Where in the world can a head of state visit a school which does not exist? In Estonia – as President Alar Karis demonstrated by doing just that on Monday, ETV news show "Aktuaalne kaamera" (AK) reported.
The presidential visit, to the Metsküla school, Lääneranna Rural Municipality, Lääne County, was interesting both in terms of the light it shed on the school's plight, and that of smaller schools nationwide, and the relationship between the head of state's role and powers in relation to regional politics.
As reported by ERR News, Lääneranna Rural Municipality, Lääne County, closed the Metsküla school, an elementary school with around two dozen pupils enrolled.
Parents of the affected pupils have continued to pursue a legal dispute on the matter and, nearly two-and-a-half months after the academic year began, the children have been taught on an informal basis by the former staff of the school.
For his part, the president noted that he cannot instruct the municipality what to do, "since am not responsible for this assessment, and I do not finance this school. The decision is primarily down to the municipality, though as of today I do see possibilities for the school to continue, not it being closed down so abruptly. But once again, this is a decision for the municipal leaders," the president told AK.

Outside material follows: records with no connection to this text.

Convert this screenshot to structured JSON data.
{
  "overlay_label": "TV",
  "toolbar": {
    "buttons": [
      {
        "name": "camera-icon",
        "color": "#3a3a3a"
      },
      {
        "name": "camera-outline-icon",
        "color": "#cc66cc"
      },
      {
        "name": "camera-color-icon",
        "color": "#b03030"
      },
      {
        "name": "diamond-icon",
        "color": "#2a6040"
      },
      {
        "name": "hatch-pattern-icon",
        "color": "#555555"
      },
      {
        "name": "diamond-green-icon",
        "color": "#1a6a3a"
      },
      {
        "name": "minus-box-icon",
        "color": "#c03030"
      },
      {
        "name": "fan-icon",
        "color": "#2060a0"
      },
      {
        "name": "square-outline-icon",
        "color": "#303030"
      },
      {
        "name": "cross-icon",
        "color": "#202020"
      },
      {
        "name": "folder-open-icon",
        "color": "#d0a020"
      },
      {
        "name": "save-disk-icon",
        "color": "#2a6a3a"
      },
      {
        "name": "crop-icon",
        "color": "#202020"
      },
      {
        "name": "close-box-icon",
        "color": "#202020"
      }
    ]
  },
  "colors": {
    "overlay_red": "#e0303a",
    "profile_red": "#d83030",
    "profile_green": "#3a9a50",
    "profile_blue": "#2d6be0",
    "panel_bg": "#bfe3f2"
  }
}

This does not mean that the head of state is blasé about the situation, quite the reverse, as his words while visiting the school, republished by the Office of the President, make clear.
He said: "Above all, I am concerned about the Metsküla elementary school children, hence my visit here. This stand-off being prolonged will tear the community apart."
"A transformation with the Estonian schools network is inevitable, but this can only be successful when the community forms a partner to local government, and is not excluded. Plus one cannot forget that all schools are different; there is no single yardstick."
"The Metsküla case casts all the schools within the Lääneranna municipality in a bad light, including the Lihula high school, and the death knell was placed on the Metsküla school, by the municipality authority. Compromise must be found. I cannot say whether the optimal solution is to continue with the existing elementary school, or whether it lies in creating a private school ... the community and the municipal government have to agree on that," the head of state went on.
Lihula High School also lies within Lääneranna Rural Municipality's jurisdiction. A planned new building cannot be constructed without the reorganization of the school network, the municipality says, a decision upheld by the second-tier Tallinn Circuit Court in June.
The Metsküla tale reveals a wider concern in Estonia also, the head of state said.
"First, the fate of small schools, where the first priority must of course be a strong education, but also the experience of communication with peers and adults and the possibility of interest education."
"Second, considering, or not considering the community, interaction between local people and municipal halls or city governments," the president continued, adding a third aspect as "recognizing positive differences and supporting these."
President Karis went on to say that the current situation raises the question of the financial capacity of municipalities to cope with all things they are tasked with.
"Furthermore, there are also tensions within local governments, where the interests of one region conflict with others, and the ensuing confrontations drive the community down a deep ditch," he added.
"This also serves to draw attention to the interlocking of the situation with individual thoughts and actions, and to a defiant unwillingness to find a compromise after insults and offenses," he continued.
The president met with former school director Pille Kaisel, teachers and parents while in Metsküla.
He is set to meet with Lääneranna municipality leaders at Kadriorg, the presidential seat in Tallinn, today, Tuesday, the president's office says.
AK reported that if the current litigation continues, the question will arise about those children currently, informally studying for grade five, and their progress toward grade six, the start of Põhikool (basic school, ie. junior high).
Pille Kaisel said that this would not be an issue, however.
"Teachers can assess what level the children are. This has also happened before, that a child moved up two grades at once, not just the one, so I don't really see a problem here," Kaisel said.
One parent, Maris Altmann, told AK that around €90,000 in donations to the Metsküla community had been amassed since the spring, to cover the costs of going to court and now of schooling itself.
No compromise has been found with the municipality to continue as a municipal school, neither in the long term nor until such time as the parents are able to establish a private school there, Altmann said.
Altmann added that a state support measure for rural schools is due from the New Year.
Lääneranna Municipal Mayor Ingvar Saare has previously said this is a temporary measure and would not resolve the problems of the municipality's school network in the longer term.
Another school in the municipality, at Lõpe, closed in fall this year, while three other schools, Virtsu, Varbla and Koonga were reorganized into four-grade (Virtsu) and six-grade schools.
The Metsküla school was named 2023 school of the year, leading to an ETV morning broadcast from the school itself.
Editor: Andrew Whyte
Source: 'Aktuaalne kaamera,' reporter Juhan Hepner; Office of the President of the Republic of Estonia